I’m sure there were similar stories doing the rounds with the advent of the phone and later the fax. There is nothing new here.
Rob and I had a great chat and decided to hook up on Facebook. It turned out to be a lot easier to meet in person then in Facebook! I typed Rob Howard into Facebook search and got back over 500 results! I gave up after paging through 15 of them!
Ok Rob, I said, Raftery is an uncommon name – try searching for that. Rob eventually found my profile on page 21. Over 500 Raftery’s? Who knew!
The Advanced Search in Facebook is no help in this scenario because that is limited to your existing network.
With over 50 million people signed up to Facebook, if you get 500+ results back on every search, is their search function now broken (or at least badly in need of tweaking)?
Engage.com, Friendster, hi5, Hyves, imeem, LinkedIn, Ning, Oracle, orkut, Plaxo, Salesforce.com, Six Apart, Tianji, Viadeo, and XING
The web is more interesting when you can build apps that easily interact with your friends and colleagues. But with the trend towards more social applications also comes a growing list of site-specific APIs that developers must learn.
Many sites, one API
Whither FaceBook, the current social network colossus in this? They and Microsoft (their recent investor) have got to be wondering how to meet this challenge to their dominant position. Probably the best approach would be to jump in too – that way they have all the advantages of the open platform without the development costs. Google are saying it is an open platform and they wouldn’t see that one coming!
The chances are though that they won’t jump on board and there will be two social network standards, Google’s OpenSocial standard and FaceBook’s.

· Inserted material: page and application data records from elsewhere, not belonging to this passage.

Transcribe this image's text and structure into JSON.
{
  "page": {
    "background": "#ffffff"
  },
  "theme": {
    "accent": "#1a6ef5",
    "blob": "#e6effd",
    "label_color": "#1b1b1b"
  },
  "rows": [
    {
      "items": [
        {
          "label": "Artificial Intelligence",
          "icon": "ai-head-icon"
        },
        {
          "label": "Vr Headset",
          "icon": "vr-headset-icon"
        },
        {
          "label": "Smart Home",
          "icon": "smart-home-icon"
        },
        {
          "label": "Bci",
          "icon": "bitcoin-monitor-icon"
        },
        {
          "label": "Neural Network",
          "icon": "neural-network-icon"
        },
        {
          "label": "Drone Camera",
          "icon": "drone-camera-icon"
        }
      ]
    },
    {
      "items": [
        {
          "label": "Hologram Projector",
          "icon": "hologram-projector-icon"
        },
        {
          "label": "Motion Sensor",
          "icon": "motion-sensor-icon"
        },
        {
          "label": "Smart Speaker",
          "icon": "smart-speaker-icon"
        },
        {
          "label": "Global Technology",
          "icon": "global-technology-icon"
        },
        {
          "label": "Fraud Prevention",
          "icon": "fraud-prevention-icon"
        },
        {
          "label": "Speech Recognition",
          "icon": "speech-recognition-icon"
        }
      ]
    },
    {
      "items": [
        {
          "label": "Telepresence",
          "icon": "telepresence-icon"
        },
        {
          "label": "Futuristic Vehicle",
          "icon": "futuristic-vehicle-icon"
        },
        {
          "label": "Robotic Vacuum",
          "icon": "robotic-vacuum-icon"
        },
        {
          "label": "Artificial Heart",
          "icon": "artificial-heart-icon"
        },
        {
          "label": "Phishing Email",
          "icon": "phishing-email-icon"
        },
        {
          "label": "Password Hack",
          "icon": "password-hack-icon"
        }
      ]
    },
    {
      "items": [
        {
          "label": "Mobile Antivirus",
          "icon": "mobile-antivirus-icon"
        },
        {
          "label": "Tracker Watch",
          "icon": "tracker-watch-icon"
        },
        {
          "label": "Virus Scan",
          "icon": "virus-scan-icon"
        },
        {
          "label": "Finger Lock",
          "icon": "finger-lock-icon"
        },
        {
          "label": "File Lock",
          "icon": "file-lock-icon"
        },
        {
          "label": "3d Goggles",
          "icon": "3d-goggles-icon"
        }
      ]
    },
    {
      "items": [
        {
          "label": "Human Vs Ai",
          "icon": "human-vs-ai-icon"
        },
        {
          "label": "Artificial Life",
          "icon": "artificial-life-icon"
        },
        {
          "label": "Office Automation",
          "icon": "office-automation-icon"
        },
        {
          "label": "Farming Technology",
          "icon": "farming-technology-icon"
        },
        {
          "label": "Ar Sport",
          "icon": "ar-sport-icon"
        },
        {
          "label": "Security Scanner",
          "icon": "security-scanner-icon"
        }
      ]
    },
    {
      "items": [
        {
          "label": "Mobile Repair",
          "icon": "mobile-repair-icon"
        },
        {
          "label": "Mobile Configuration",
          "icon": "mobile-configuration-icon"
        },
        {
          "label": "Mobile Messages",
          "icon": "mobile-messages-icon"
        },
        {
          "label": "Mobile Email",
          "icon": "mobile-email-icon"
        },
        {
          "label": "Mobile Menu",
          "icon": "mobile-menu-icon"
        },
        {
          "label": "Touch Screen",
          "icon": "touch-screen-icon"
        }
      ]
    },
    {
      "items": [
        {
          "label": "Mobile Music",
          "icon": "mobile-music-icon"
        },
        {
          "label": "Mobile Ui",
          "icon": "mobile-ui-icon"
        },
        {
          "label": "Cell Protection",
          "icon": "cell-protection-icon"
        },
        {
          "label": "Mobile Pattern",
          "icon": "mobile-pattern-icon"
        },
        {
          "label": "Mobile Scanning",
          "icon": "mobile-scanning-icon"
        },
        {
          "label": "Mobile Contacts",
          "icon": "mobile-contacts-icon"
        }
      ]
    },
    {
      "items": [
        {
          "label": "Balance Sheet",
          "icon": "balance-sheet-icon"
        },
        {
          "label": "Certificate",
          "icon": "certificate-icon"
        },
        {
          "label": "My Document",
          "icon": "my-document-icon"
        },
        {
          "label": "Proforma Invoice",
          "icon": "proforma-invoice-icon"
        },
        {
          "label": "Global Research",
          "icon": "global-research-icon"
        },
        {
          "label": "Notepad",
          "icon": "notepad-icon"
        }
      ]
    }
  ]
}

Tom Raftery – Global VP, Futurist, and Innovation Evangelist for SAP, inspirational keynote speaker, and global influencer's take on how digitization and innovation are creatively disrupting our world